A horrific shooting on Nov. 29 resulted in the death of two unarmed African Americans, Malissa Williams, 30, and Timothy Russell, 43. This may be the worst example of excessive use of deadly force in the history of the United States. The fact that 12 of the 13 Cleveland police officers were white and the victims were Black in a city which has an almost 70 percent minority population is a crisis. We all know that 12 Black police officers would never have fired 137 shots at Black or white citizens.
At its Wednesday, Nov. 14, meeting from 6:30 to 8:30 p.m. at the Department of Public Health, 101 Grove St., Room 300, the San Francisco Mental Health Board will welcome public comment before voting on a resolution against putting tasers in SFPD Crisis Intervention Team (CIT) officers’ hands.
Police Chief Greg Suhr scheduled six community forums in September and October to discuss tasers replacing guns in mental health crisis situations.
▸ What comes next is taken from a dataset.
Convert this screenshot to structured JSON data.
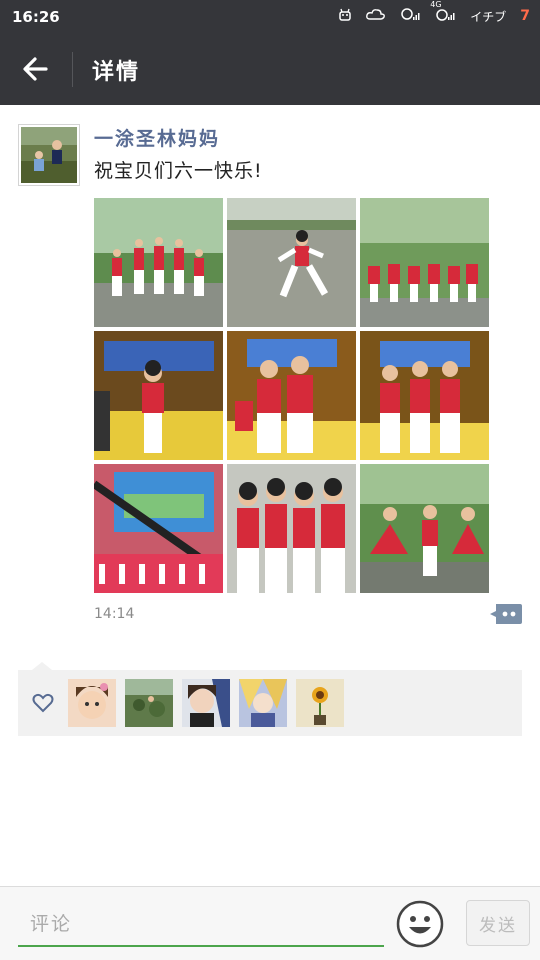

When a citizen group kept showing up at hearings asking questions about hundreds of taser deaths and maimings and supporting SFPD Crisis Intervention Team training in verbal de-escalation, Chief Suhr cancelled the community forums.
The prison system and the SHU is not going to shut down anytime soon. So we will have to be more realistic and pragmatic in our approach to addressing the mental health of prisoners. We can start off as prisoners by pledging we’ll not become collaborators with the CDCR in their endeavor to assault our sanity!
People in crisis appear to have become the rationale for equipping police officers with so-called “non-lethal” tasers in addition to lethal weapons – guns. Concerned citizens acknowledging taser lethality seek to re-direct the SFPD from weaponry to a focus on verbal de-escalation techniques, especially appropriate in talking down people in mental health crisis.
In the aftermath of Oscar Grant’s murder in 2009, directors of the Bay Area Rapid Transit district announced they would turn over the agency’s internal affairs probe to what they called an “independent, third-party law firm.”
Open letter to San Francisco officials from the San Francisco Gray Panthers: Tasers do not belong in any police force.
On Feb. 23, I attended a San Francisco Police Commission hearing to oppose arming the San Francisco Police with tasers as well as handguns and said, "I’m here ... because the culture that we impose on other parts of the world is something we create right here."
The research arm of the U.S. Department of Justice is working on two portable non-lethal weapons that inflict pain from a distance using beams of laser light or microwaves, with the intention of putting them into the hands of police to subdue suspects.